*** RECORDS TO USE Section Begins ***
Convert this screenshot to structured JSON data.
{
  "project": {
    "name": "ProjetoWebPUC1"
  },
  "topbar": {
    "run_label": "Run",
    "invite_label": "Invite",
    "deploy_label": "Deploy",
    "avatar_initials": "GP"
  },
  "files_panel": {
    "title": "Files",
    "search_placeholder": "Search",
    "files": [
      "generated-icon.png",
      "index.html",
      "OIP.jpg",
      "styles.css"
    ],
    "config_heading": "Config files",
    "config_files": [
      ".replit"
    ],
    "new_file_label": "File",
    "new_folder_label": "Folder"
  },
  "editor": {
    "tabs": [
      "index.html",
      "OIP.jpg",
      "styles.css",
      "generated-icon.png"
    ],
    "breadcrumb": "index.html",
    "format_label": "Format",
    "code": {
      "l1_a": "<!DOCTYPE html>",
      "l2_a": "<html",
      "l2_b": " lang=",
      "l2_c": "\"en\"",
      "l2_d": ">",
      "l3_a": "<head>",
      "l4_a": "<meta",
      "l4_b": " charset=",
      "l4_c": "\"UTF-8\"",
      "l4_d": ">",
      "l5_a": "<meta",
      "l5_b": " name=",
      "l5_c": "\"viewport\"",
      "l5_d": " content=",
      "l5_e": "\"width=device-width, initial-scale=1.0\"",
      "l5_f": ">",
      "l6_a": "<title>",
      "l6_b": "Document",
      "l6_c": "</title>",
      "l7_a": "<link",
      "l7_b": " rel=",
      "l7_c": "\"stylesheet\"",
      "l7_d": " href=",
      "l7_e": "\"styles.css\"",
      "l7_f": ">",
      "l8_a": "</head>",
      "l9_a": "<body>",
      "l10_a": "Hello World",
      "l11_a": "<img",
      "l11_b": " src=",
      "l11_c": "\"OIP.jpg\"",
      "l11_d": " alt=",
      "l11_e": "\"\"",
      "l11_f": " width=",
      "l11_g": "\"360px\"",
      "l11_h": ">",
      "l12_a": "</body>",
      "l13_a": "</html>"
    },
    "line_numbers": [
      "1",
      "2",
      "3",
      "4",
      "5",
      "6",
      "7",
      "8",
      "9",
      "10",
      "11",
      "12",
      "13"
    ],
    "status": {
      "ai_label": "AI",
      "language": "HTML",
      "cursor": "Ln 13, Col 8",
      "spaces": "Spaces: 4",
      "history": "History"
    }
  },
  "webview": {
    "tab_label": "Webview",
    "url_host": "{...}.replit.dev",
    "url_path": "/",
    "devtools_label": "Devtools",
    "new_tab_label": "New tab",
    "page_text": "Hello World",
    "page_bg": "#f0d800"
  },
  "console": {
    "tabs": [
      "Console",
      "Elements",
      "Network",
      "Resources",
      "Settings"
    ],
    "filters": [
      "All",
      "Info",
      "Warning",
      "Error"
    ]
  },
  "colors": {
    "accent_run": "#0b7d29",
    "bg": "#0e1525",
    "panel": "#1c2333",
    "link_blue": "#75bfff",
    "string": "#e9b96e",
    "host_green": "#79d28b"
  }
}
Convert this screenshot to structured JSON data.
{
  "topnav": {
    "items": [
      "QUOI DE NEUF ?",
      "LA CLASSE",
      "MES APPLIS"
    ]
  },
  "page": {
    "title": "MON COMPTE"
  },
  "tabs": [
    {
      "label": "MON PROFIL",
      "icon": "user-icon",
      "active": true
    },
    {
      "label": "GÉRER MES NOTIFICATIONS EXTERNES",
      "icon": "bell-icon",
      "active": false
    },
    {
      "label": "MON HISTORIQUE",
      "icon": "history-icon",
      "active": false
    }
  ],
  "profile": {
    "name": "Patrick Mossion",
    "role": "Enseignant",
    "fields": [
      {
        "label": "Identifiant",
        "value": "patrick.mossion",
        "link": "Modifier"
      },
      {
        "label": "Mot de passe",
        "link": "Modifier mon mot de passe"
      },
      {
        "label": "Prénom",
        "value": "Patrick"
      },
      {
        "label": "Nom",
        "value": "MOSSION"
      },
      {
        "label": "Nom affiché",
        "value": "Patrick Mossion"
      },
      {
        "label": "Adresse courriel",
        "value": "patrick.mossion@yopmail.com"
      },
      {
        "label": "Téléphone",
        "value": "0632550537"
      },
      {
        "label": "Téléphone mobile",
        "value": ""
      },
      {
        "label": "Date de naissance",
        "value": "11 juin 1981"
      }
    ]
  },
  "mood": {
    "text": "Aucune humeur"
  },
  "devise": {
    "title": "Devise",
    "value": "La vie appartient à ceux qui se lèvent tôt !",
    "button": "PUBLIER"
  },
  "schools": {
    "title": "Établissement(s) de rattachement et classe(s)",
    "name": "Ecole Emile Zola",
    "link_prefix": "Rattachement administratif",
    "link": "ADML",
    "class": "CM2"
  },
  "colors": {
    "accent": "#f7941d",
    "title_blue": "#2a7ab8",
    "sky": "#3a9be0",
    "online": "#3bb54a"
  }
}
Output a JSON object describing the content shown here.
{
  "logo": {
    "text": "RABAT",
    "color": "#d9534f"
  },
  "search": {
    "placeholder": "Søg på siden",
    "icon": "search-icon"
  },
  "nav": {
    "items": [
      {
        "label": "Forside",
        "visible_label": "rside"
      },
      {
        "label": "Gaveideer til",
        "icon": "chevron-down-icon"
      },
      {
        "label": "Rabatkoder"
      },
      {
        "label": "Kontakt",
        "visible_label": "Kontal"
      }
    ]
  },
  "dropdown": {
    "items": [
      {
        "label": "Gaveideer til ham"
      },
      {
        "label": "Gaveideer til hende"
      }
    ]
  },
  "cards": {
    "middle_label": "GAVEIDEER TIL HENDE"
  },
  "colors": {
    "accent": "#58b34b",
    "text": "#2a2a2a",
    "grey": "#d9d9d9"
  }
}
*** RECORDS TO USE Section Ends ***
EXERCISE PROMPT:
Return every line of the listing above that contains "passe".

SOLUTION TO THIS TASK:
        "label": "Mot de passe",
        "link": "Modifier mon mot de passe"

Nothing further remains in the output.